Europe refers UK to court over failure to protect marine species
EU legislation on the conservation of natural habitats and of wild fauna and flora requires member states to propose a list of sites for a number of species and habitat types, ensuring their protection from threats which could seriously harm them and to maintain and restore them in a favourable status in the whole of the EU by taking the conservation measures needed.
Due to the unfavourable status of the harbour porpoises in the EU, 13 Member States, other than the UK, have designated sites for its protection in about 200 Natura 2000 sites. The UK has so far formally proposed only one small site in Northern Ireland (the Skerries and Causeway Special Area of Conservation) and one site in Scotland (the Inner Hebrides and Minches Special Area of Conservation).
As the UK has an extensive marine area, it has a particular responsibility for the protection of this species.
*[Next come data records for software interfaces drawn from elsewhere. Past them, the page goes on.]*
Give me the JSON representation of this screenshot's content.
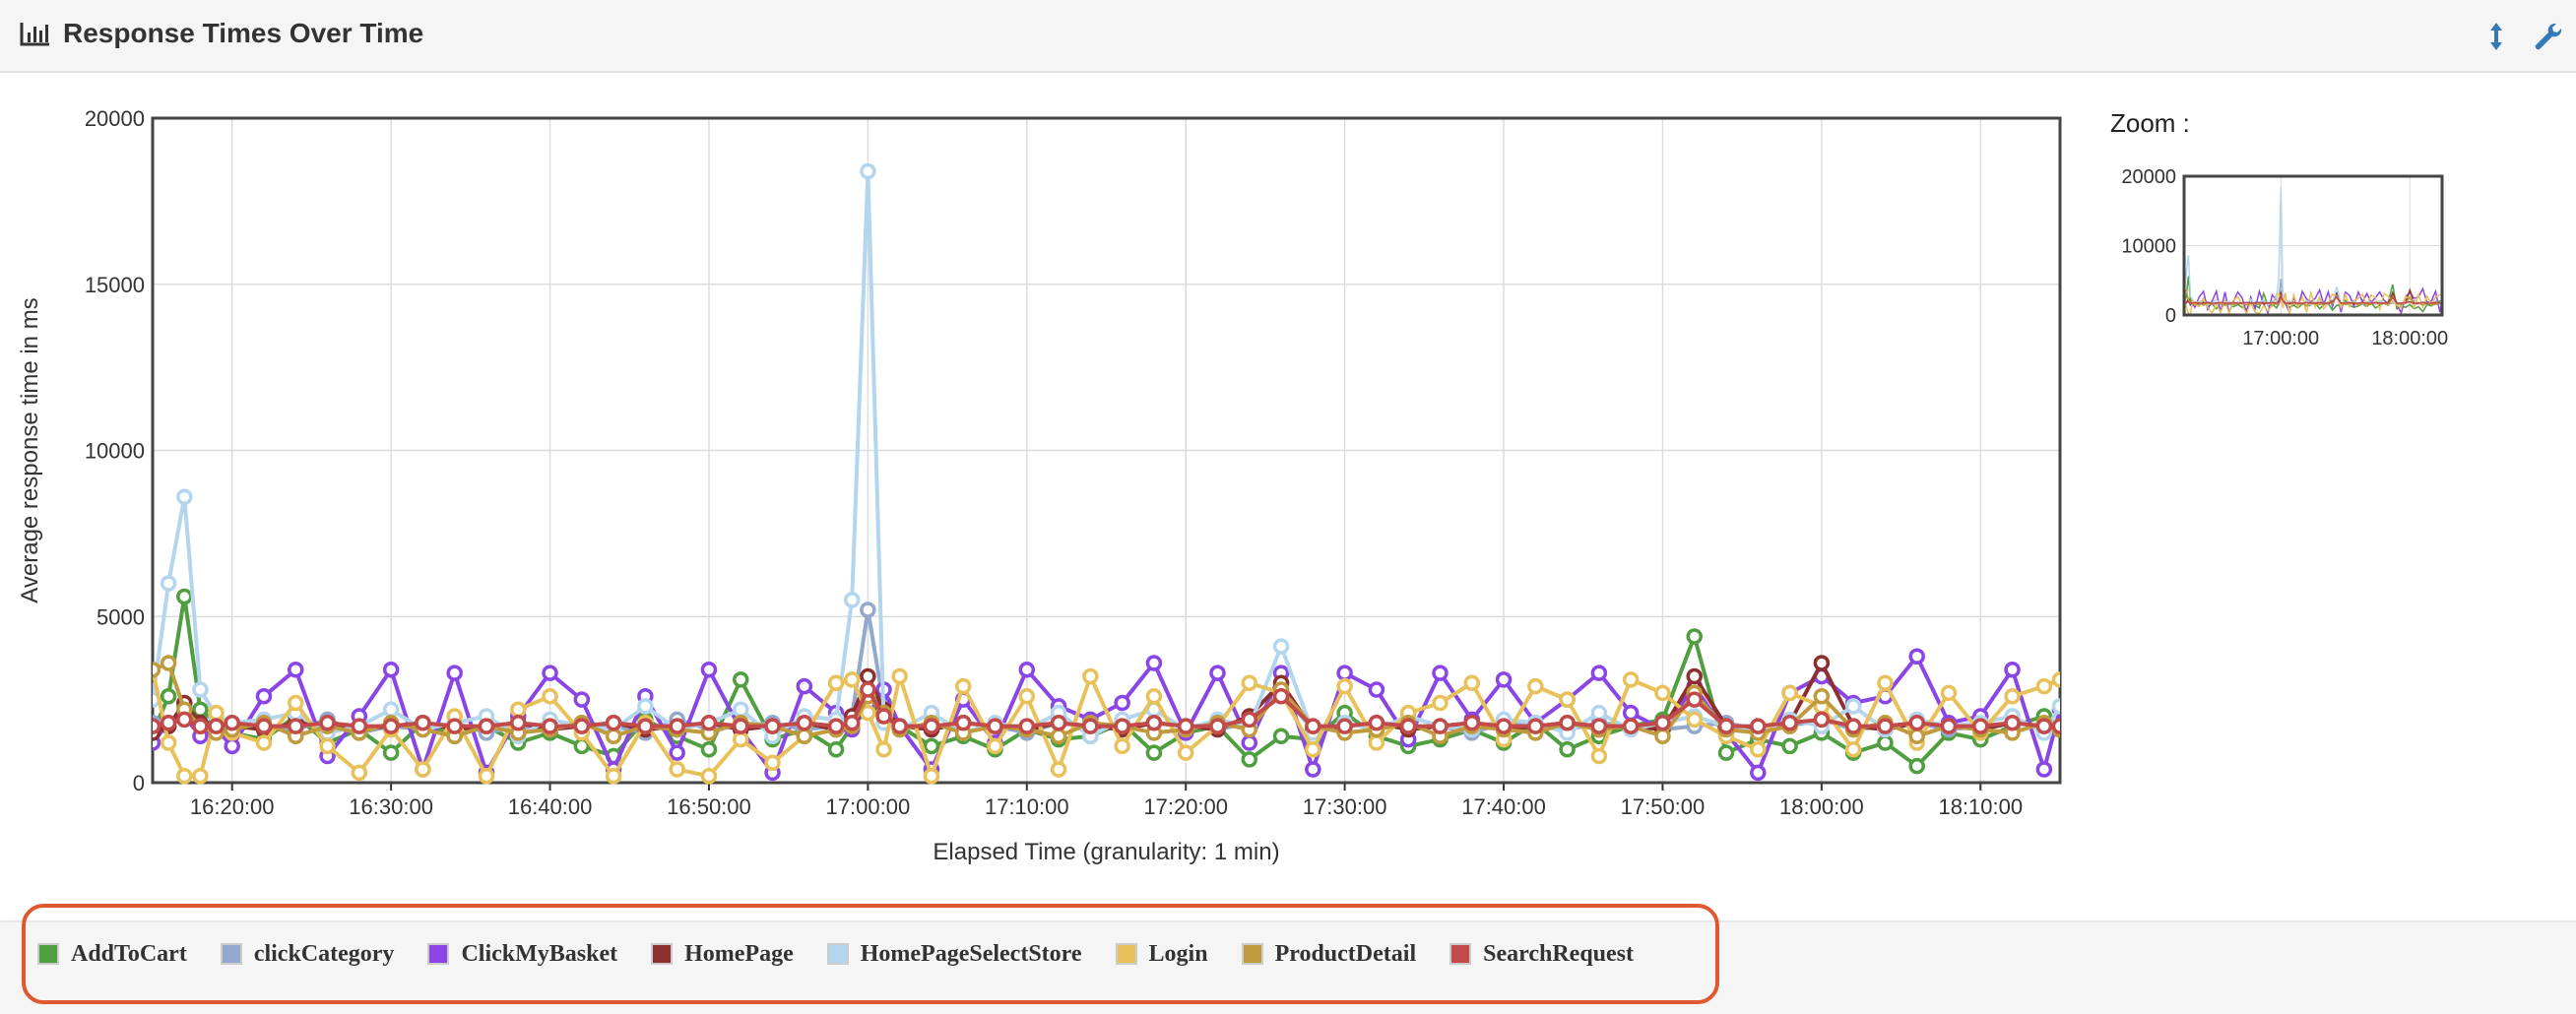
{
  "panel": {
    "title": "Response Times Over Time",
    "zoom_label": "Zoom :"
  },
  "icons": {
    "title_icon": "bar-chart-icon",
    "expand_icon": "vertical-resize-icon",
    "settings_icon": "wrench-icon"
  },
  "colors": {
    "header_icon": "#337ab7",
    "legend_highlight": "#e0582f"
  },
  "chart_data": [
    {
      "type": "line",
      "xlabel": "Elapsed Time (granularity: 1 min)",
      "ylabel": "Average response time in ms",
      "xlim": [
        "16:15:00",
        "18:15:00"
      ],
      "ylim": [
        0,
        20000
      ],
      "y_ticks": [
        0,
        5000,
        10000,
        15000,
        20000
      ],
      "x_ticks": [
        "16:20:00",
        "16:30:00",
        "16:40:00",
        "16:50:00",
        "17:00:00",
        "17:10:00",
        "17:20:00",
        "17:30:00",
        "17:40:00",
        "17:50:00",
        "18:00:00",
        "18:10:00"
      ],
      "grid": true,
      "legend_position": "bottom",
      "x": [
        "16:15:00",
        "16:16:00",
        "16:17:00",
        "16:18:00",
        "16:19:00",
        "16:20:00",
        "16:22:00",
        "16:24:00",
        "16:26:00",
        "16:28:00",
        "16:30:00",
        "16:32:00",
        "16:34:00",
        "16:36:00",
        "16:38:00",
        "16:40:00",
        "16:42:00",
        "16:44:00",
        "16:46:00",
        "16:48:00",
        "16:50:00",
        "16:52:00",
        "16:54:00",
        "16:56:00",
        "16:58:00",
        "16:59:00",
        "17:00:00",
        "17:01:00",
        "17:02:00",
        "17:04:00",
        "17:06:00",
        "17:08:00",
        "17:10:00",
        "17:12:00",
        "17:14:00",
        "17:16:00",
        "17:18:00",
        "17:20:00",
        "17:22:00",
        "17:24:00",
        "17:26:00",
        "17:28:00",
        "17:30:00",
        "17:32:00",
        "17:34:00",
        "17:36:00",
        "17:38:00",
        "17:40:00",
        "17:42:00",
        "17:44:00",
        "17:46:00",
        "17:48:00",
        "17:50:00",
        "17:52:00",
        "17:54:00",
        "17:56:00",
        "17:58:00",
        "18:00:00",
        "18:02:00",
        "18:04:00",
        "18:06:00",
        "18:08:00",
        "18:10:00",
        "18:12:00",
        "18:14:00",
        "18:15:00"
      ],
      "series": [
        {
          "name": "AddToCart",
          "color": "#4f9e3f",
          "values": [
            1500,
            2600,
            5600,
            2200,
            1800,
            1500,
            1300,
            2000,
            1200,
            1600,
            900,
            1800,
            1400,
            1700,
            1200,
            1500,
            1100,
            800,
            1900,
            1400,
            1000,
            3100,
            1300,
            1600,
            1000,
            1700,
            2200,
            2400,
            1700,
            1100,
            1400,
            1000,
            1600,
            1300,
            1400,
            1800,
            900,
            1500,
            1700,
            700,
            1400,
            1300,
            2100,
            1400,
            1100,
            1300,
            1600,
            1200,
            1800,
            1000,
            1400,
            1700,
            1900,
            4400,
            900,
            1300,
            1100,
            1500,
            900,
            1200,
            500,
            1500,
            1300,
            1700,
            2000,
            1600
          ]
        },
        {
          "name": "clickCategory",
          "color": "#92a8cd",
          "values": [
            1800,
            1700,
            2300,
            1700,
            1600,
            1800,
            1700,
            1600,
            1900,
            1500,
            1700,
            1600,
            1800,
            1500,
            1700,
            1600,
            1800,
            1700,
            1500,
            1900,
            1600,
            1700,
            1800,
            1600,
            1700,
            2000,
            5200,
            2300,
            1700,
            1600,
            1800,
            1700,
            1500,
            1800,
            1700,
            1600,
            1800,
            1700,
            1600,
            1800,
            2700,
            1600,
            1700,
            1800,
            1600,
            1700,
            1500,
            1800,
            1700,
            1600,
            1800,
            1700,
            1600,
            1700,
            1800,
            1600,
            1700,
            1900,
            1600,
            1700,
            1800,
            1600,
            1700,
            1800,
            1700,
            1600
          ]
        },
        {
          "name": "ClickMyBasket",
          "color": "#8a45e6",
          "values": [
            1200,
            1800,
            2000,
            1400,
            1600,
            1100,
            2600,
            3400,
            800,
            2000,
            3400,
            400,
            3300,
            300,
            2000,
            3300,
            2500,
            400,
            2600,
            900,
            3400,
            1600,
            300,
            2900,
            2100,
            1600,
            2400,
            2800,
            1700,
            400,
            2500,
            1200,
            3400,
            2300,
            1900,
            2400,
            3600,
            1500,
            3300,
            1200,
            3300,
            400,
            3300,
            2800,
            1300,
            3300,
            1900,
            3100,
            1800,
            2500,
            3300,
            2100,
            1600,
            2900,
            1500,
            300,
            2700,
            3200,
            2400,
            2600,
            3800,
            1800,
            2000,
            3400,
            400,
            2200
          ]
        },
        {
          "name": "HomePage",
          "color": "#8e2f2f",
          "values": [
            1500,
            1700,
            2400,
            1800,
            1600,
            1700,
            1600,
            1800,
            1700,
            1600,
            1700,
            1800,
            1600,
            1700,
            1800,
            1600,
            1700,
            1800,
            1600,
            1700,
            1800,
            1600,
            1700,
            1800,
            1600,
            2000,
            3200,
            2200,
            1700,
            1600,
            1800,
            1700,
            1600,
            1800,
            1700,
            1600,
            1800,
            1700,
            1600,
            2000,
            3000,
            1600,
            1700,
            1800,
            1600,
            1700,
            1800,
            1600,
            1700,
            1800,
            1600,
            1700,
            1600,
            3200,
            1700,
            1600,
            1800,
            3600,
            1700,
            1600,
            1800,
            1700,
            1600,
            1800,
            1700,
            1600
          ]
        },
        {
          "name": "HomePageSelectStore",
          "color": "#b3d5ee",
          "values": [
            2500,
            6000,
            8600,
            2800,
            2000,
            1800,
            1900,
            2100,
            1500,
            1700,
            2200,
            1600,
            1800,
            2000,
            1400,
            1900,
            1700,
            1600,
            2300,
            1600,
            1800,
            2200,
            1400,
            2000,
            1900,
            5500,
            18400,
            1800,
            1600,
            2100,
            1500,
            1800,
            1600,
            2100,
            1400,
            1900,
            2200,
            1600,
            1900,
            1700,
            4100,
            1500,
            1800,
            1600,
            2000,
            1700,
            1600,
            1900,
            1800,
            1500,
            2100,
            1600,
            1800,
            2000,
            1700,
            1500,
            1900,
            1700,
            2300,
            1600,
            1900,
            1700,
            1800,
            2000,
            1500,
            2300
          ]
        },
        {
          "name": "Login",
          "color": "#e8c15a",
          "values": [
            3400,
            1200,
            200,
            200,
            2100,
            1500,
            1200,
            2400,
            1100,
            300,
            1600,
            400,
            2000,
            200,
            2200,
            2600,
            1500,
            200,
            1800,
            400,
            200,
            1300,
            600,
            1400,
            3000,
            3100,
            2100,
            1000,
            3200,
            200,
            2900,
            1100,
            2600,
            400,
            3200,
            1100,
            2600,
            900,
            1700,
            3000,
            2700,
            1000,
            2900,
            1200,
            2100,
            2400,
            3000,
            1300,
            2900,
            2500,
            800,
            3100,
            2700,
            1900,
            1400,
            1000,
            2700,
            2300,
            1000,
            3000,
            1200,
            2700,
            1500,
            2600,
            2900,
            3100
          ]
        },
        {
          "name": "ProductDetail",
          "color": "#bf9b3e",
          "values": [
            3400,
            3600,
            2200,
            1700,
            1500,
            1600,
            1800,
            1400,
            1700,
            1500,
            1800,
            1600,
            1400,
            1700,
            1500,
            1600,
            1800,
            1400,
            1700,
            1600,
            1500,
            1800,
            1700,
            1400,
            1600,
            1700,
            2600,
            2100,
            1600,
            1800,
            1500,
            1700,
            1600,
            1400,
            1800,
            1700,
            1500,
            1600,
            1800,
            1600,
            2800,
            1700,
            1500,
            1600,
            1800,
            1400,
            1700,
            1600,
            1500,
            1800,
            1600,
            1700,
            1400,
            2700,
            1600,
            1500,
            1700,
            2600,
            1600,
            1800,
            1400,
            1700,
            1600,
            1500,
            1800,
            1600
          ]
        },
        {
          "name": "SearchRequest",
          "color": "#c24a4a",
          "values": [
            1700,
            1800,
            1900,
            1700,
            1700,
            1800,
            1700,
            1700,
            1800,
            1700,
            1700,
            1800,
            1700,
            1700,
            1800,
            1700,
            1700,
            1800,
            1700,
            1700,
            1800,
            1700,
            1700,
            1800,
            1700,
            1800,
            2800,
            2000,
            1700,
            1700,
            1800,
            1700,
            1700,
            1800,
            1700,
            1700,
            1800,
            1700,
            1700,
            1900,
            2600,
            1700,
            1700,
            1800,
            1700,
            1700,
            1800,
            1700,
            1700,
            1800,
            1700,
            1700,
            1800,
            2500,
            1700,
            1700,
            1800,
            1900,
            1700,
            1700,
            1800,
            1700,
            1700,
            1800,
            1700,
            1700
          ]
        }
      ]
    },
    {
      "type": "line",
      "role": "zoom-overview",
      "ylim": [
        0,
        20000
      ],
      "y_ticks": [
        0,
        10000,
        20000
      ],
      "x_ticks": [
        "17:00:00",
        "18:00:00"
      ],
      "grid": true
    }
  ]
}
The Commission has repeatedly urged the British authorities to fulfil their key obligations for the conservation of the species, as other Member States have done already.
This action follows a letter of formal notice sent to the UK government in June 2013 and a reasoned opinion sent in October 2014.
While the UK has recently conducted a public consultation on a number of potential sites in English and Welsh waters and this month formally proposed one site in Scottish waters, more needs to be done.
The continued failure to propose and designate sufficient sites leaves the areas where the species occurs in greatest densities without the protection required.
This refers in particular to the requirement to carry out adequate assessments of potentially damaging developments or activities, such as from offshore wind farm construction, oil and gas exploration and fishing. ■